**** DATA SHOWN ****

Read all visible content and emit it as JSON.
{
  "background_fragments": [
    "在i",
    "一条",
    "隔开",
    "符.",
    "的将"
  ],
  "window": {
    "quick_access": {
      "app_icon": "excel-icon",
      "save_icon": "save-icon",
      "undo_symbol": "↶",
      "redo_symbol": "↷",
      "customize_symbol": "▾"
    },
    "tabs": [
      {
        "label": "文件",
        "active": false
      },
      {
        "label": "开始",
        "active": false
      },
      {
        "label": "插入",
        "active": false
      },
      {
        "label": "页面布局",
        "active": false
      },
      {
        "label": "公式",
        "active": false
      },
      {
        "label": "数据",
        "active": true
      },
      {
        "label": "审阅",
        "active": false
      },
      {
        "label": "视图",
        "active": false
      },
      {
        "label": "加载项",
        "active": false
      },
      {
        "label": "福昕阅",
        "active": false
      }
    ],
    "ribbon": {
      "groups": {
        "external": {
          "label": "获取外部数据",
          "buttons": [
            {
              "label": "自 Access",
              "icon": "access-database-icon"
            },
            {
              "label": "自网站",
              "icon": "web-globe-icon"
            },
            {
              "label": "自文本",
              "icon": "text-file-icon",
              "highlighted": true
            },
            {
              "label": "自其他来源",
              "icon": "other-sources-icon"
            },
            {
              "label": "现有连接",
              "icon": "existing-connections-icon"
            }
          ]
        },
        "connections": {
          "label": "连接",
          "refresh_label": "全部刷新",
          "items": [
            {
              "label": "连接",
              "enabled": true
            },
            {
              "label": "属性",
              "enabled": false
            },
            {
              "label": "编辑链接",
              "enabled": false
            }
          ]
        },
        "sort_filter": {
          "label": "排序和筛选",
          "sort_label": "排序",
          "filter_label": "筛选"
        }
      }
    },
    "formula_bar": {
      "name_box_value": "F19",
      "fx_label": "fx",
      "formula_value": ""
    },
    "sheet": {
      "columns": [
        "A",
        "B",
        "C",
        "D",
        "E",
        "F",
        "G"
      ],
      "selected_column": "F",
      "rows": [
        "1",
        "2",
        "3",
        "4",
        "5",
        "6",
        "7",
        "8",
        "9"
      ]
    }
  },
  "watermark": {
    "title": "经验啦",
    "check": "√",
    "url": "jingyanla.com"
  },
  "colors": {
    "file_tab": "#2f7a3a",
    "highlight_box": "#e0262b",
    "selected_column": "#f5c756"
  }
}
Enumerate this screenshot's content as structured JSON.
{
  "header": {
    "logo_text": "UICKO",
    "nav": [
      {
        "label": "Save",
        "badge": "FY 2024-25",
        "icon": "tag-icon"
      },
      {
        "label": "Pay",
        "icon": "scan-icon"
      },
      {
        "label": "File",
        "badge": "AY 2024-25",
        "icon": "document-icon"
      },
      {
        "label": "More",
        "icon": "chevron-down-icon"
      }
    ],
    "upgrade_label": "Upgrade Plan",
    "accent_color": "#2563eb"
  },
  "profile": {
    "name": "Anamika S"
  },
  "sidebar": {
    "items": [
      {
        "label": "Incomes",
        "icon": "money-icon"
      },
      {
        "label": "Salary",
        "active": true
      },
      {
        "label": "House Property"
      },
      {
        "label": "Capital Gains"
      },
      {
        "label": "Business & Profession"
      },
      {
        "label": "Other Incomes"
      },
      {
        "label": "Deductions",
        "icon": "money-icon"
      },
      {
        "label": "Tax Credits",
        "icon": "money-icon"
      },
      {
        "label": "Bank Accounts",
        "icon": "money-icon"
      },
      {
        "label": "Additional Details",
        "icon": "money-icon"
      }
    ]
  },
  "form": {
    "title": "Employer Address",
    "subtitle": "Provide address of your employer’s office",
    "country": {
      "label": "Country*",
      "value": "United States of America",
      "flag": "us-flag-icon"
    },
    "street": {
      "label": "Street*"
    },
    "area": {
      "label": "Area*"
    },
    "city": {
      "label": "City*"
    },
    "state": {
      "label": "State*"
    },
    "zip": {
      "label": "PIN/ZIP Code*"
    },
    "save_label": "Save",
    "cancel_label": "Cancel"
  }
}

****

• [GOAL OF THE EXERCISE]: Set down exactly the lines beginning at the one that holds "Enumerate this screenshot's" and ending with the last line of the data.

• [WORKED SOLUTION]:
Enumerate this screenshot's content as structured JSON.
{
  "header": {
    "logo_text": "UICKO",
    "nav": [
      {
        "label": "Save",
        "badge": "FY 2024-25",
        "icon": "tag-icon"
      },
      {
        "label": "Pay",
        "icon": "scan-icon"
      },
      {
        "label": "File",
        "badge": "AY 2024-25",
        "icon": "document-icon"
      },
      {
        "label": "More",
        "icon": "chevron-down-icon"
      }
    ],
    "upgrade_label": "Upgrade Plan",
    "accent_color": "#2563eb"
  },
  "profile": {
    "name": "Anamika S"
  },
  "sidebar": {
    "items": [
      {
        "label": "Incomes",
        "icon": "money-icon"
      },
      {
        "label": "Salary",
        "active": true
      },
      {
        "label": "House Property"
      },
      {
        "label": "Capital Gains"
      },
      {
        "label": "Business & Profession"
      },
      {
        "label": "Other Incomes"
      },
      {
        "label": "Deductions",
        "icon": "money-icon"
      },
      {
        "label": "Tax Credits",
        "icon": "money-icon"
      },
      {
        "label": "Bank Accounts",
        "icon": "money-icon"
      },
      {
        "label": "Additional Details",
        "icon": "money-icon"
      }
    ]
  },
  "form": {
    "title": "Employer Address",
    "subtitle": "Provide address of your employer’s office",
    "country": {
      "label": "Country*",
      "value": "United States of America",
      "flag": "us-flag-icon"
    },
    "street": {
      "label": "Street*"
    },
    "area": {
      "label": "Area*"
    },
    "city": {
      "label": "City*"
    },
    "state": {
      "label": "State*"
    },
    "zip": {
      "label": "PIN/ZIP Code*"
    },
    "save_label": "Save",
    "cancel_label": "Cancel"
  }
}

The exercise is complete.